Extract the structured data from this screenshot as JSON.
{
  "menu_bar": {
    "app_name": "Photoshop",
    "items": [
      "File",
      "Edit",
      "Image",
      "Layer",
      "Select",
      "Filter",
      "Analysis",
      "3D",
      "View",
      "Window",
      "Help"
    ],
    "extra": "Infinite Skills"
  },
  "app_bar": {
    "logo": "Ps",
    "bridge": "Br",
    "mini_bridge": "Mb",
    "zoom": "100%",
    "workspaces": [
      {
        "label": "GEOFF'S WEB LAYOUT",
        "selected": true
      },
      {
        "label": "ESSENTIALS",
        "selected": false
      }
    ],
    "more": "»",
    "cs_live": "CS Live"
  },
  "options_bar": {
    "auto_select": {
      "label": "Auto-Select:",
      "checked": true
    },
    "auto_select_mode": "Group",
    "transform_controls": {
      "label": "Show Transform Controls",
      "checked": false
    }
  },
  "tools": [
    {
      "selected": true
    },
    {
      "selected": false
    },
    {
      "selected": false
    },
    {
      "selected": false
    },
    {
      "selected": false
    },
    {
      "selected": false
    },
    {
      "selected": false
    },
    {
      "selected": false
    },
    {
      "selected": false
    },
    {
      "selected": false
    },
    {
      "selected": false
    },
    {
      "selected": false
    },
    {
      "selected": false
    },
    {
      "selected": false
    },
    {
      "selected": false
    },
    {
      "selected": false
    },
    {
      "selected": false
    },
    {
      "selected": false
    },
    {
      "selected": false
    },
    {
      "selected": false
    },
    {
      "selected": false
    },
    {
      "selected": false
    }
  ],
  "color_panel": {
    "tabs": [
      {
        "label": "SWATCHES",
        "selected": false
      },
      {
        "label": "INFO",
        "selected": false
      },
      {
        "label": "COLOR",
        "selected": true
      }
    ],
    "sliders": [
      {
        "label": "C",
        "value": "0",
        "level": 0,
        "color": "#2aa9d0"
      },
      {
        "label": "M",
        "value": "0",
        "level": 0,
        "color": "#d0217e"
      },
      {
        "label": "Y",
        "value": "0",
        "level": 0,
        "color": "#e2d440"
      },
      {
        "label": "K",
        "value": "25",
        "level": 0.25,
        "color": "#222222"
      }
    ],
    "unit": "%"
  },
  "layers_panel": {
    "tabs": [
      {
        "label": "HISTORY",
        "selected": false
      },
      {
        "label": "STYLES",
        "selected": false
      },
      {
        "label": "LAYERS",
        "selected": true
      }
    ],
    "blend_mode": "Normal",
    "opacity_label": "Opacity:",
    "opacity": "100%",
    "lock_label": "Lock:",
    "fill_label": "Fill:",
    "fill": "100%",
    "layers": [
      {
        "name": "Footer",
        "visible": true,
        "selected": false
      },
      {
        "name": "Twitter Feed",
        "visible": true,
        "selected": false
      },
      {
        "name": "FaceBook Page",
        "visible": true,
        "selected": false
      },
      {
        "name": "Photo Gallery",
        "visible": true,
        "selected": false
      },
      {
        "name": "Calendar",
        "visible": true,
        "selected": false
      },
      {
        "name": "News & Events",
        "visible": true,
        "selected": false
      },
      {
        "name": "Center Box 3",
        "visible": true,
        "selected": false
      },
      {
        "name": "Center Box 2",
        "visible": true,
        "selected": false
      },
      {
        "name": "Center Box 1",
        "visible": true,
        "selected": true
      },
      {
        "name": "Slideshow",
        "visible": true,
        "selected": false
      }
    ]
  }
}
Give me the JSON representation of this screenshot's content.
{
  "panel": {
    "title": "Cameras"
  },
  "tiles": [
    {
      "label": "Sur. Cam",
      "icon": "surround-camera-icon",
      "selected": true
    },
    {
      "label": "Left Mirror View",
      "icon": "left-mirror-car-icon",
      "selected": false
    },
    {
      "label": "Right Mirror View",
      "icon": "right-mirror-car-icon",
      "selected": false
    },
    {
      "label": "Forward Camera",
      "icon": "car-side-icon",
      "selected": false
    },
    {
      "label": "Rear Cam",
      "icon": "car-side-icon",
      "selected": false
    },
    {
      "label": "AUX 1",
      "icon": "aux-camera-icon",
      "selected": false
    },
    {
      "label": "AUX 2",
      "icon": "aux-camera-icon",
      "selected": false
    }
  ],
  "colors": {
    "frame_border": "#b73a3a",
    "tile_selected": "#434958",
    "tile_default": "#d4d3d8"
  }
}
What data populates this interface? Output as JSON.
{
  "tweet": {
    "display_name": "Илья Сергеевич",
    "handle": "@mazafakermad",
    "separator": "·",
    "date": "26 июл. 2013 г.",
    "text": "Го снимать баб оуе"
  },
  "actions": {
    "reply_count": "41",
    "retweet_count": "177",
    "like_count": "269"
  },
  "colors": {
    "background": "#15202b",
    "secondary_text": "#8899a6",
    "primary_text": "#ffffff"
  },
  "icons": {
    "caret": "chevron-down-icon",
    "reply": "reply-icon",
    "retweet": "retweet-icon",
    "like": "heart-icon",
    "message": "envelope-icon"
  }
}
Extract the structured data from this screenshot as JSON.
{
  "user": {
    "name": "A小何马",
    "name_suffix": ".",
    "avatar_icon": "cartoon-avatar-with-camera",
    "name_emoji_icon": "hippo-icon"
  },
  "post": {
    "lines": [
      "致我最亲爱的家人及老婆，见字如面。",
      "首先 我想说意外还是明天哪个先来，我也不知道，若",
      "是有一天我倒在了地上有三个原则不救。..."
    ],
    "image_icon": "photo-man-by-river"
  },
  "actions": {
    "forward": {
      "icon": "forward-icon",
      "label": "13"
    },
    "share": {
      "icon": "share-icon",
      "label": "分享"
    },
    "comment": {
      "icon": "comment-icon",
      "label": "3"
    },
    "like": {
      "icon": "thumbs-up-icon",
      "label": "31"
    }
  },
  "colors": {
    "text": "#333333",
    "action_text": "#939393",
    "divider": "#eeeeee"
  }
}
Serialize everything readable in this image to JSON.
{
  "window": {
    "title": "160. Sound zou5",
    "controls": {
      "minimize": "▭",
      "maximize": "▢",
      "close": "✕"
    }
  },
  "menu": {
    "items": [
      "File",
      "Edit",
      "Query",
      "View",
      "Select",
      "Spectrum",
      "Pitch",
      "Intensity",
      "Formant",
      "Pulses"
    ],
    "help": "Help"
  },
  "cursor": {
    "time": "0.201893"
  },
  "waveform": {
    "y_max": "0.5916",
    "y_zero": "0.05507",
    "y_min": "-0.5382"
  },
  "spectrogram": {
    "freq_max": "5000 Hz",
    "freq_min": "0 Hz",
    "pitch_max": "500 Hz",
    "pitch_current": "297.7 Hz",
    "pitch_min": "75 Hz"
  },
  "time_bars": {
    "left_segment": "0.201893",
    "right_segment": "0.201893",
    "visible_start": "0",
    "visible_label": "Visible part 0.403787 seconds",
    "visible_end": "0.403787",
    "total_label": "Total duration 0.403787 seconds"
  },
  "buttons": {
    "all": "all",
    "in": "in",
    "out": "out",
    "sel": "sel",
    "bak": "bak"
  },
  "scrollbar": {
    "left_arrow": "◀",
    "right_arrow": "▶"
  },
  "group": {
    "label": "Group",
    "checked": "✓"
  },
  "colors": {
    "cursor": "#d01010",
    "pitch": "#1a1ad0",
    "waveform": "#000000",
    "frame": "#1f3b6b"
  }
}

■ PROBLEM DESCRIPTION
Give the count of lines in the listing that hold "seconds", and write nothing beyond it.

■ WRITTEN REPLY
2